Task goal: When the word "from" appears in a line of the data below, list that line.

Segment Open

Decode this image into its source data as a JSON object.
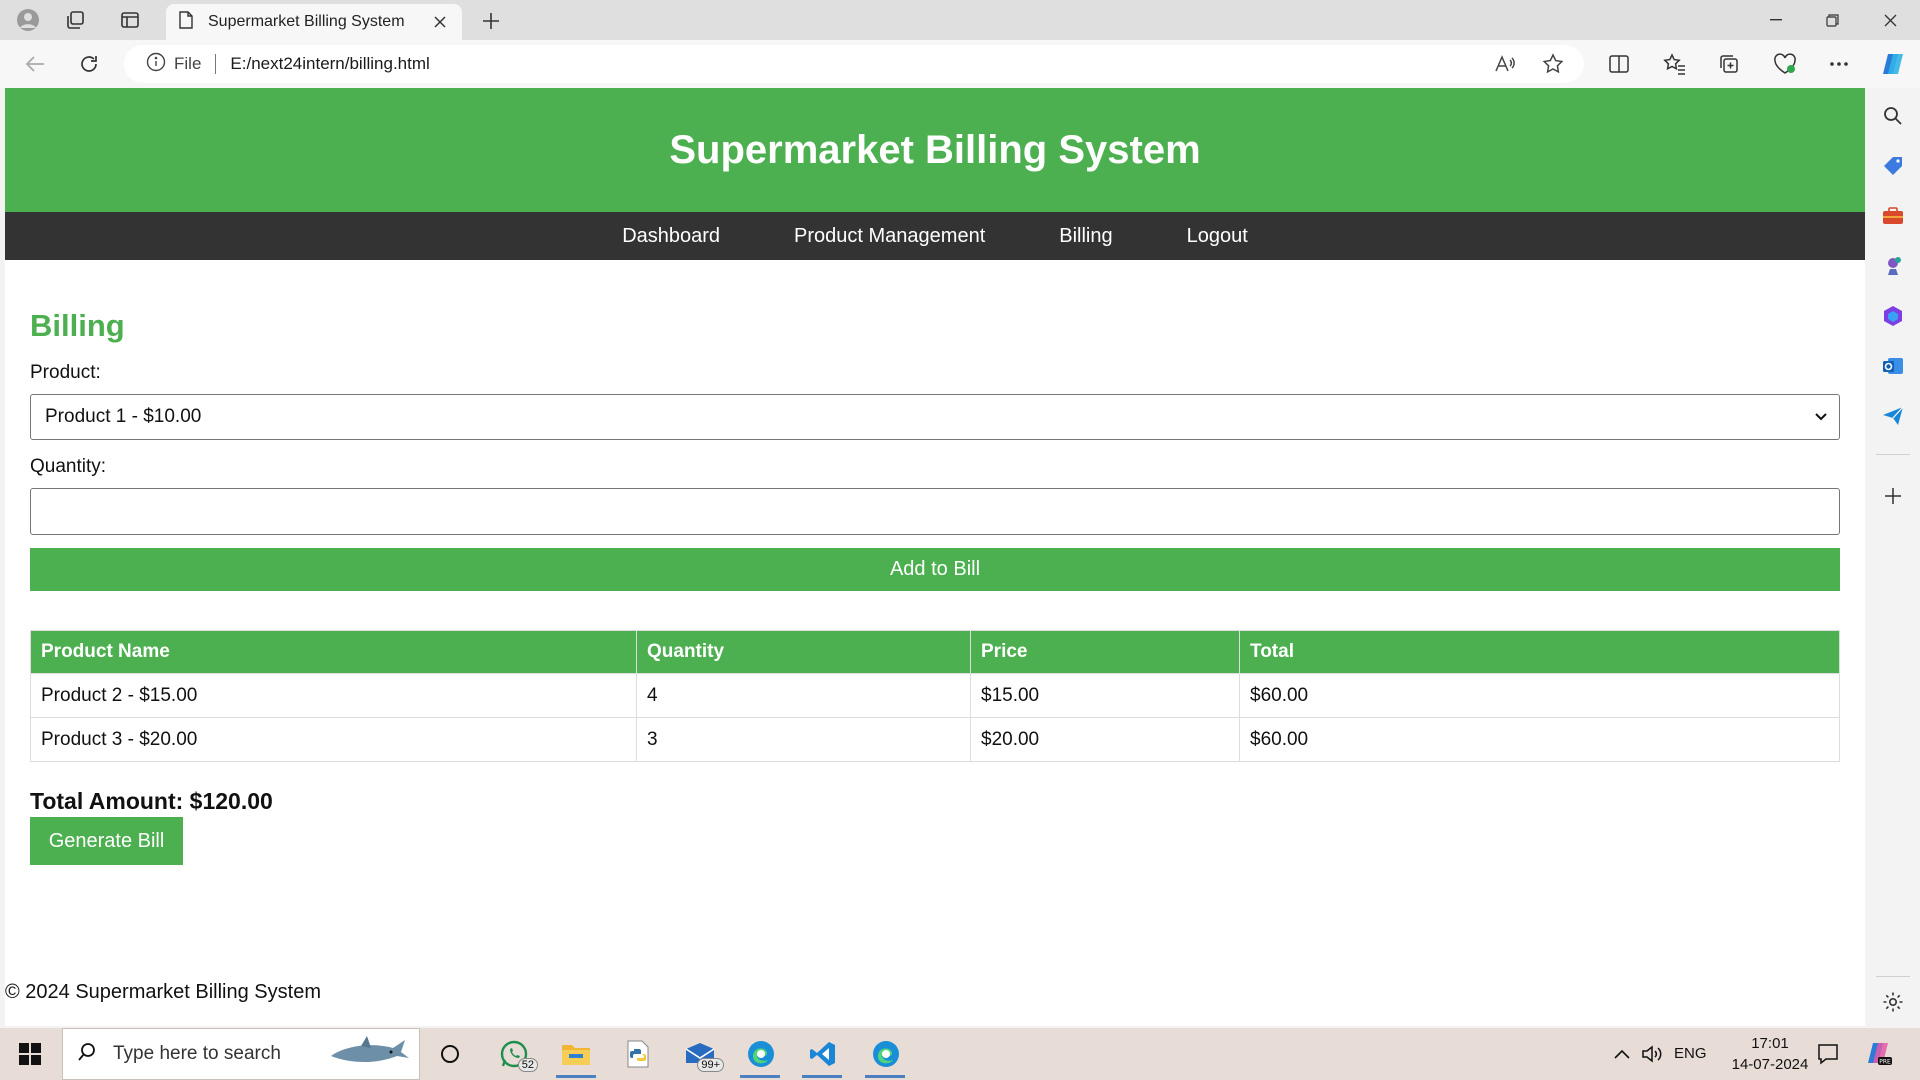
{
  "browser": {
    "tab_title": "Supermarket Billing System",
    "url_scheme_label": "File",
    "url": "E:/next24intern/billing.html"
  },
  "page": {
    "site_title": "Supermarket Billing System",
    "nav": [
      {
        "label": "Dashboard"
      },
      {
        "label": "Product Management"
      },
      {
        "label": "Billing"
      },
      {
        "label": "Logout"
      }
    ],
    "section_title": "Billing",
    "product_label": "Product:",
    "product_selected": "Product 1 - $10.00",
    "quantity_label": "Quantity:",
    "quantity_value": "",
    "add_button": "Add to Bill",
    "table": {
      "headers": [
        "Product Name",
        "Quantity",
        "Price",
        "Total"
      ],
      "rows": [
        [
          "Product 2 - $15.00",
          "4",
          "$15.00",
          "$60.00"
        ],
        [
          "Product 3 - $20.00",
          "3",
          "$20.00",
          "$60.00"
        ]
      ]
    },
    "total_amount": "Total Amount: $120.00",
    "generate_button": "Generate Bill",
    "footer": "© 2024 Supermarket Billing System"
  },
  "taskbar": {
    "search_placeholder": "Type here to search",
    "whatsapp_badge": "52",
    "mail_badge": "99+",
    "language": "ENG",
    "time": "17:01",
    "date": "14-07-2024"
  },
  "colors": {
    "accent_green": "#4caf50",
    "nav_dark": "#333333"
  }
}
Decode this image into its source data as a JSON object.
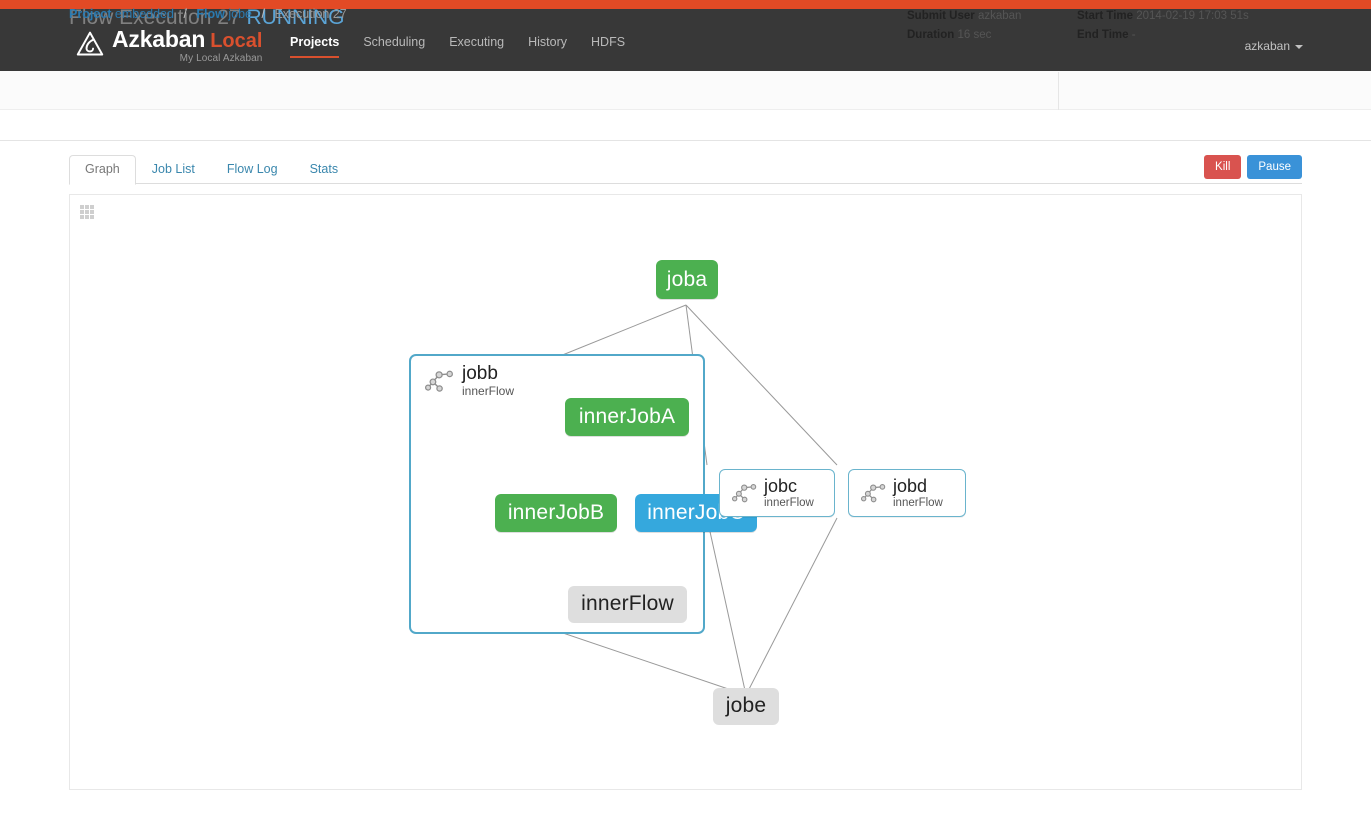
{
  "brand": {
    "name": "Azkaban",
    "local": "Local",
    "tagline": "My Local Azkaban",
    "logo_icon": "azkaban-triangle-logo"
  },
  "nav": {
    "links": [
      {
        "label": "Projects",
        "active": true
      },
      {
        "label": "Scheduling",
        "active": false
      },
      {
        "label": "Executing",
        "active": false
      },
      {
        "label": "History",
        "active": false
      },
      {
        "label": "HDFS",
        "active": false
      }
    ],
    "user": "azkaban",
    "user_caret_icon": "chevron-down-icon"
  },
  "execution": {
    "title_prefix": "Flow Execution",
    "id": "27",
    "status": "RUNNING",
    "submit_user_label": "Submit User",
    "submit_user": "azkaban",
    "duration_label": "Duration",
    "duration": "16 sec",
    "start_time_label": "Start Time",
    "start_time": "2014-02-19 17:03 51s",
    "end_time_label": "End Time",
    "end_time": "-"
  },
  "breadcrumb": {
    "project_label": "Project",
    "project_name": "embedded",
    "flow_label": "Flow",
    "flow_name": "jobe",
    "current": "Execution 27",
    "separator": "/"
  },
  "tabs": [
    {
      "label": "Graph",
      "active": true
    },
    {
      "label": "Job List",
      "active": false
    },
    {
      "label": "Flow Log",
      "active": false
    },
    {
      "label": "Stats",
      "active": false
    }
  ],
  "actions": {
    "kill_label": "Kill",
    "pause_label": "Pause",
    "kill_color": "#d9534f",
    "pause_color": "#3a92d8"
  },
  "graph": {
    "drag_handle_icon": "grid-dots-handle-icon",
    "status_colors": {
      "succeeded": "#4cb050",
      "running": "#35a8dd",
      "ready": "#dedede",
      "flow_border": "#52a8c9"
    },
    "nodes": [
      {
        "id": "joba",
        "label": "joba",
        "state": "succeeded"
      },
      {
        "id": "jobb",
        "label": "jobb",
        "sublabel": "innerFlow",
        "state": "expanded-flow"
      },
      {
        "id": "innerJobA",
        "label": "innerJobA",
        "state": "succeeded"
      },
      {
        "id": "innerJobB",
        "label": "innerJobB",
        "state": "succeeded"
      },
      {
        "id": "innerJobC",
        "label": "innerJobC",
        "state": "running"
      },
      {
        "id": "innerFlow",
        "label": "innerFlow",
        "state": "ready"
      },
      {
        "id": "jobc",
        "label": "jobc",
        "sublabel": "innerFlow",
        "state": "collapsed-flow"
      },
      {
        "id": "jobd",
        "label": "jobd",
        "sublabel": "innerFlow",
        "state": "collapsed-flow"
      },
      {
        "id": "jobe",
        "label": "jobe",
        "state": "ready"
      }
    ],
    "edges": [
      {
        "from": "joba",
        "to": "jobb"
      },
      {
        "from": "joba",
        "to": "jobc"
      },
      {
        "from": "joba",
        "to": "jobd"
      },
      {
        "from": "innerJobA",
        "to": "innerJobB"
      },
      {
        "from": "innerJobA",
        "to": "innerJobC"
      },
      {
        "from": "innerJobB",
        "to": "innerFlow"
      },
      {
        "from": "innerJobC",
        "to": "innerFlow"
      },
      {
        "from": "jobb",
        "to": "jobe"
      },
      {
        "from": "jobc",
        "to": "jobe"
      },
      {
        "from": "jobd",
        "to": "jobe"
      }
    ]
  },
  "theme": {
    "accent": "#e24a25",
    "navbar_bg": "#383838",
    "link_blue": "#2a7ab0"
  }
}
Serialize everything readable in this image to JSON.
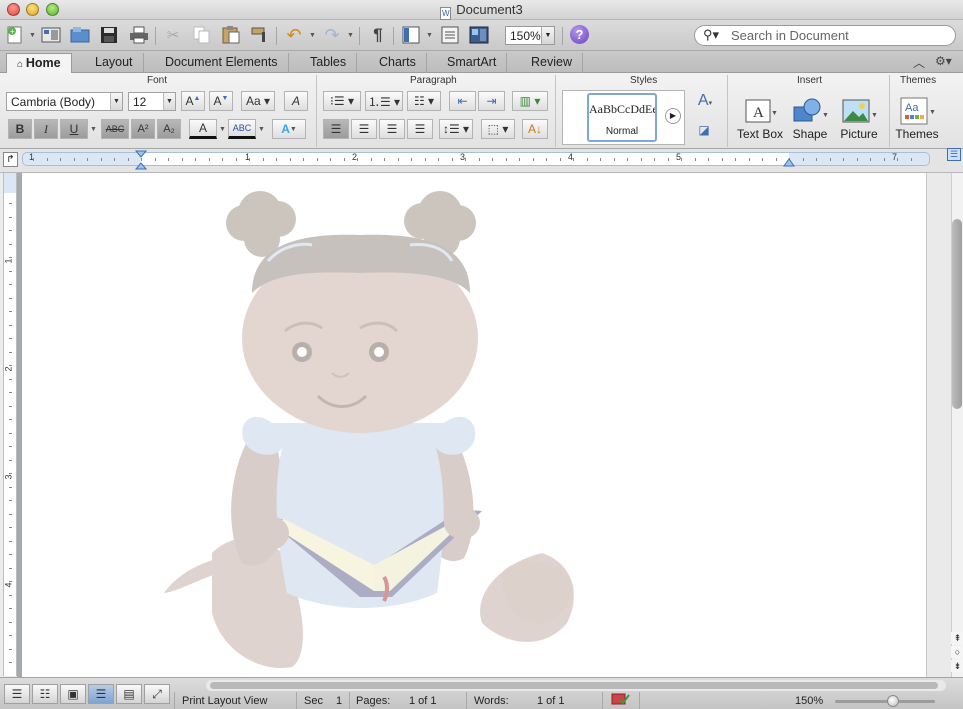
{
  "window": {
    "title": "Document3"
  },
  "toolbar": {
    "zoom": "150%",
    "search_placeholder": "Search in Document"
  },
  "tabs": [
    "Home",
    "Layout",
    "Document Elements",
    "Tables",
    "Charts",
    "SmartArt",
    "Review"
  ],
  "ribbon": {
    "group_labels": {
      "font": "Font",
      "paragraph": "Paragraph",
      "styles": "Styles",
      "insert": "Insert",
      "themes": "Themes"
    },
    "font_name": "Cambria (Body)",
    "font_size": "12",
    "style_preview": "AaBbCcDdEe",
    "style_name": "Normal",
    "insert_items": [
      "Text Box",
      "Shape",
      "Picture"
    ],
    "themes_label": "Themes",
    "font_buttons": {
      "bold": "B",
      "italic": "I",
      "underline": "U",
      "strike": "ABC",
      "superscript": "A²",
      "subscript": "A₂",
      "font_color": "A",
      "highlight": "ABC",
      "text_effects": "A"
    }
  },
  "ruler": {
    "h_numbers": [
      "1",
      "1",
      "2",
      "3",
      "4",
      "5",
      "7"
    ],
    "v_numbers": [
      "1",
      "2",
      "3",
      "4"
    ]
  },
  "status": {
    "view": "Print Layout View",
    "sec_label": "Sec",
    "sec_value": "1",
    "pages_label": "Pages:",
    "pages_value": "1 of 1",
    "words_label": "Words:",
    "words_value": "1 of 1",
    "zoom": "150%"
  },
  "colors": {
    "accent": "#4a7fc1",
    "help": "#6b3fc4"
  }
}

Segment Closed

Expected answer:
        "from": "joba",
        "from": "joba",
        "from": "joba",
        "from": "innerJobA",
        "from": "innerJobA",
        "from": "innerJobB",
        "from": "innerJobC",
        "from": "jobb",
        "from": "jobc",
        "from": "jobd",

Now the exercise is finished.